-- Opening Marker --

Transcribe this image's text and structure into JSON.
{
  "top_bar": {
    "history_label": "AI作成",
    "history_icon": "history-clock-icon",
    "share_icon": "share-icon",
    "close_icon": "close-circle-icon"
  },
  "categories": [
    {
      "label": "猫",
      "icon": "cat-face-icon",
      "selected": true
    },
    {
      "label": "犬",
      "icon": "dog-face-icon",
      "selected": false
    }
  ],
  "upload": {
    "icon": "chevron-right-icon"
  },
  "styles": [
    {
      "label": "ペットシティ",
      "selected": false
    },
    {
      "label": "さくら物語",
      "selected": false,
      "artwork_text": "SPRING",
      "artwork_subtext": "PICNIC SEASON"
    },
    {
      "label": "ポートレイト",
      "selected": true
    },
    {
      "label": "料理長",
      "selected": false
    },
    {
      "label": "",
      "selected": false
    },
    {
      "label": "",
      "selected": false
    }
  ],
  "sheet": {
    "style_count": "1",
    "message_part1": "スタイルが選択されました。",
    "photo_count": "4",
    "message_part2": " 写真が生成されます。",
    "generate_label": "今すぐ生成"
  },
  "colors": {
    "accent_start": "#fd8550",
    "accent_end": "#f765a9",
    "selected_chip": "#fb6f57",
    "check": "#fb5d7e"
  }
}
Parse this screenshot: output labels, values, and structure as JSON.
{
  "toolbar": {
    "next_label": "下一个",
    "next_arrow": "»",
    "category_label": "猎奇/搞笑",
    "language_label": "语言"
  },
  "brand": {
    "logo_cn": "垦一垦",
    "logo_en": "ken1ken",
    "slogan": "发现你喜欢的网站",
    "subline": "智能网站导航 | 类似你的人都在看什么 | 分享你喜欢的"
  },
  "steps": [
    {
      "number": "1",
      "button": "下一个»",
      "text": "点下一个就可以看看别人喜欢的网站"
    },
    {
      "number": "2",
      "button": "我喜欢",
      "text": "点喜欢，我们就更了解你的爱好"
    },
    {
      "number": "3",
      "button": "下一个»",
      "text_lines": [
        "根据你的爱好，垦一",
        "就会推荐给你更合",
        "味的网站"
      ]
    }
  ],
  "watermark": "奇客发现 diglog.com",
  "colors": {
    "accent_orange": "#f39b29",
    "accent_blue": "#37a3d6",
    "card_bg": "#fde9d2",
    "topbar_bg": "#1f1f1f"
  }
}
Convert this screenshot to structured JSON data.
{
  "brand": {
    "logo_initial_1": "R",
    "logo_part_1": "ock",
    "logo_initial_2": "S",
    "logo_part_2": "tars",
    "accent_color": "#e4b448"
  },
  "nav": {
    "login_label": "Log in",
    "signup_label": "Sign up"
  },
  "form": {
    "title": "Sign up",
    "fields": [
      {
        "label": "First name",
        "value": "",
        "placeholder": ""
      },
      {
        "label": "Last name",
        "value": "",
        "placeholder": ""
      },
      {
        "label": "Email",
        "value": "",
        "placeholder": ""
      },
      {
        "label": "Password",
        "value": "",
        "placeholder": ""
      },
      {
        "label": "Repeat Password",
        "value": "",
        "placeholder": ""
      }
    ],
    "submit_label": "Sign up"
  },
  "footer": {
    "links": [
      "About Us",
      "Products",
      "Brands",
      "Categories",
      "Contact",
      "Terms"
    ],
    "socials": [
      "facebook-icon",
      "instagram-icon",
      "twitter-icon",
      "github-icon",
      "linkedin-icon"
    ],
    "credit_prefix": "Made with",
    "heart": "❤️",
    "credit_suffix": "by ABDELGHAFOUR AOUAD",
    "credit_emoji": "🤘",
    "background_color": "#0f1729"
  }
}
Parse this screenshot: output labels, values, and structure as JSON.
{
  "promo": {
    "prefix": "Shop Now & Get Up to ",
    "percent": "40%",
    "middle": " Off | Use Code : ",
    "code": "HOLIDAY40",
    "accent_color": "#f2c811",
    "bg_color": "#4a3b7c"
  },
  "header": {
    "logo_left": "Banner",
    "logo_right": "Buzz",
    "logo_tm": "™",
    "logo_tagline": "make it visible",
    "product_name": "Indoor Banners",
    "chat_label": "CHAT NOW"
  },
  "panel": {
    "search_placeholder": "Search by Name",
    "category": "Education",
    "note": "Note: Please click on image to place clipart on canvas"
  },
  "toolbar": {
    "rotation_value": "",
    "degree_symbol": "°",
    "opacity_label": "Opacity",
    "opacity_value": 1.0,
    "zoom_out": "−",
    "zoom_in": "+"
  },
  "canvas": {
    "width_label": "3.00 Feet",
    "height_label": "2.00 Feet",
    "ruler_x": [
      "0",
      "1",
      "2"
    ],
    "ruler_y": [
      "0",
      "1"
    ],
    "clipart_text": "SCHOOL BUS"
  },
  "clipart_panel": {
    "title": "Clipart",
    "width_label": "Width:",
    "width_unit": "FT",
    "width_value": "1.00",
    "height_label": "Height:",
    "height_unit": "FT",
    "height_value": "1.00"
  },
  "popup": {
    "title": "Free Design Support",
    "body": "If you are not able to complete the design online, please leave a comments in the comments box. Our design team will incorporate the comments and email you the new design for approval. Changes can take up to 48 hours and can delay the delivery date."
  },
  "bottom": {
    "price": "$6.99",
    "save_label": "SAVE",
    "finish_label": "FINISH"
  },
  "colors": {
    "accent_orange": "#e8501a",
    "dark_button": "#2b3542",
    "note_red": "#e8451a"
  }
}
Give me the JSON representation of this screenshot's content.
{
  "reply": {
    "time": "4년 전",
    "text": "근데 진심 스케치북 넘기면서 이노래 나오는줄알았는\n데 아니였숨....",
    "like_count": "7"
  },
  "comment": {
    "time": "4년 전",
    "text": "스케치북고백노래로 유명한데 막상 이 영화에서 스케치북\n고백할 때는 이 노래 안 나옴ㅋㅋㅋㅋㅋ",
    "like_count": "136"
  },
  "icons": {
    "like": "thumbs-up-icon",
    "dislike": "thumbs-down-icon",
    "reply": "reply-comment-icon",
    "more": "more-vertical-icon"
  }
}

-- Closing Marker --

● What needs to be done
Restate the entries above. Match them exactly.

● Answer for the task
Transcribe this image's text and structure into JSON.
{
  "top_bar": {
    "history_label": "AI作成",
    "history_icon": "history-clock-icon",
    "share_icon": "share-icon",
    "close_icon": "close-circle-icon"
  },
  "categories": [
    {
      "label": "猫",
      "icon": "cat-face-icon",
      "selected": true
    },
    {
      "label": "犬",
      "icon": "dog-face-icon",
      "selected": false
    }
  ],
  "upload": {
    "icon": "chevron-right-icon"
  },
  "styles": [
    {
      "label": "ペットシティ",
      "selected": false
    },
    {
      "label": "さくら物語",
      "selected": false,
      "artwork_text": "SPRING",
      "artwork_subtext": "PICNIC SEASON"
    },
    {
      "label": "ポートレイト",
      "selected": true
    },
    {
      "label": "料理長",
      "selected": false
    },
    {
      "label": "",
      "selected": false
    },
    {
      "label": "",
      "selected": false
    }
  ],
  "sheet": {
    "style_count": "1",
    "message_part1": "スタイルが選択されました。",
    "photo_count": "4",
    "message_part2": " 写真が生成されます。",
    "generate_label": "今すぐ生成"
  },
  "colors": {
    "accent_start": "#fd8550",
    "accent_end": "#f765a9",
    "selected_chip": "#fb6f57",
    "check": "#fb5d7e"
  }
}
Parse this screenshot: output labels, values, and structure as JSON.
{
  "toolbar": {
    "next_label": "下一个",
    "next_arrow": "»",
    "category_label": "猎奇/搞笑",
    "language_label": "语言"
  },
  "brand": {
    "logo_cn": "垦一垦",
    "logo_en": "ken1ken",
    "slogan": "发现你喜欢的网站",
    "subline": "智能网站导航 | 类似你的人都在看什么 | 分享你喜欢的"
  },
  "steps": [
    {
      "number": "1",
      "button": "下一个»",
      "text": "点下一个就可以看看别人喜欢的网站"
    },
    {
      "number": "2",
      "button": "我喜欢",
      "text": "点喜欢，我们就更了解你的爱好"
    },
    {
      "number": "3",
      "button": "下一个»",
      "text_lines": [
        "根据你的爱好，垦一",
        "就会推荐给你更合",
        "味的网站"
      ]
    }
  ],
  "watermark": "奇客发现 diglog.com",
  "colors": {
    "accent_orange": "#f39b29",
    "accent_blue": "#37a3d6",
    "card_bg": "#fde9d2",
    "topbar_bg": "#1f1f1f"
  }
}
Convert this screenshot to structured JSON data.
{
  "brand": {
    "logo_initial_1": "R",
    "logo_part_1": "ock",
    "logo_initial_2": "S",
    "logo_part_2": "tars",
    "accent_color": "#e4b448"
  },
  "nav": {
    "login_label": "Log in",
    "signup_label": "Sign up"
  },
  "form": {
    "title": "Sign up",
    "fields": [
      {
        "label": "First name",
        "value": "",
        "placeholder": ""
      },
      {
        "label": "Last name",
        "value": "",
        "placeholder": ""
      },
      {
        "label": "Email",
        "value": "",
        "placeholder": ""
      },
      {
        "label": "Password",
        "value": "",
        "placeholder": ""
      },
      {
        "label": "Repeat Password",
        "value": "",
        "placeholder": ""
      }
    ],
    "submit_label": "Sign up"
  },
  "footer": {
    "links": [
      "About Us",
      "Products",
      "Brands",
      "Categories",
      "Contact",
      "Terms"
    ],
    "socials": [
      "facebook-icon",
      "instagram-icon",
      "twitter-icon",
      "github-icon",
      "linkedin-icon"
    ],
    "credit_prefix": "Made with",
    "heart": "❤️",
    "credit_suffix": "by ABDELGHAFOUR AOUAD",
    "credit_emoji": "🤘",
    "background_color": "#0f1729"
  }
}
Parse this screenshot: output labels, values, and structure as JSON.
{
  "promo": {
    "prefix": "Shop Now & Get Up to ",
    "percent": "40%",
    "middle": " Off | Use Code : ",
    "code": "HOLIDAY40",
    "accent_color": "#f2c811",
    "bg_color": "#4a3b7c"
  },
  "header": {
    "logo_left": "Banner",
    "logo_right": "Buzz",
    "logo_tm": "™",
    "logo_tagline": "make it visible",
    "product_name": "Indoor Banners",
    "chat_label": "CHAT NOW"
  },
  "panel": {
    "search_placeholder": "Search by Name",
    "category": "Education",
    "note": "Note: Please click on image to place clipart on canvas"
  },
  "toolbar": {
    "rotation_value": "",
    "degree_symbol": "°",
    "opacity_label": "Opacity",
    "opacity_value": 1.0,
    "zoom_out": "−",
    "zoom_in": "+"
  },
  "canvas": {
    "width_label": "3.00 Feet",
    "height_label": "2.00 Feet",
    "ruler_x": [
      "0",
      "1",
      "2"
    ],
    "ruler_y": [
      "0",
      "1"
    ],
    "clipart_text": "SCHOOL BUS"
  },
  "clipart_panel": {
    "title": "Clipart",
    "width_label": "Width:",
    "width_unit": "FT",
    "width_value": "1.00",
    "height_label": "Height:",
    "height_unit": "FT",
    "height_value": "1.00"
  },
  "popup": {
    "title": "Free Design Support",
    "body": "If you are not able to complete the design online, please leave a comments in the comments box. Our design team will incorporate the comments and email you the new design for approval. Changes can take up to 48 hours and can delay the delivery date."
  },
  "bottom": {
    "price": "$6.99",
    "save_label": "SAVE",
    "finish_label": "FINISH"
  },
  "colors": {
    "accent_orange": "#e8501a",
    "dark_button": "#2b3542",
    "note_red": "#e8451a"
  }
}
Give me the JSON representation of this screenshot's content.
{
  "reply": {
    "time": "4년 전",
    "text": "근데 진심 스케치북 넘기면서 이노래 나오는줄알았는\n데 아니였숨....",
    "like_count": "7"
  },
  "comment": {
    "time": "4년 전",
    "text": "스케치북고백노래로 유명한데 막상 이 영화에서 스케치북\n고백할 때는 이 노래 안 나옴ㅋㅋㅋㅋㅋ",
    "like_count": "136"
  },
  "icons": {
    "like": "thumbs-up-icon",
    "dislike": "thumbs-down-icon",
    "reply": "reply-comment-icon",
    "more": "more-vertical-icon"
  }
}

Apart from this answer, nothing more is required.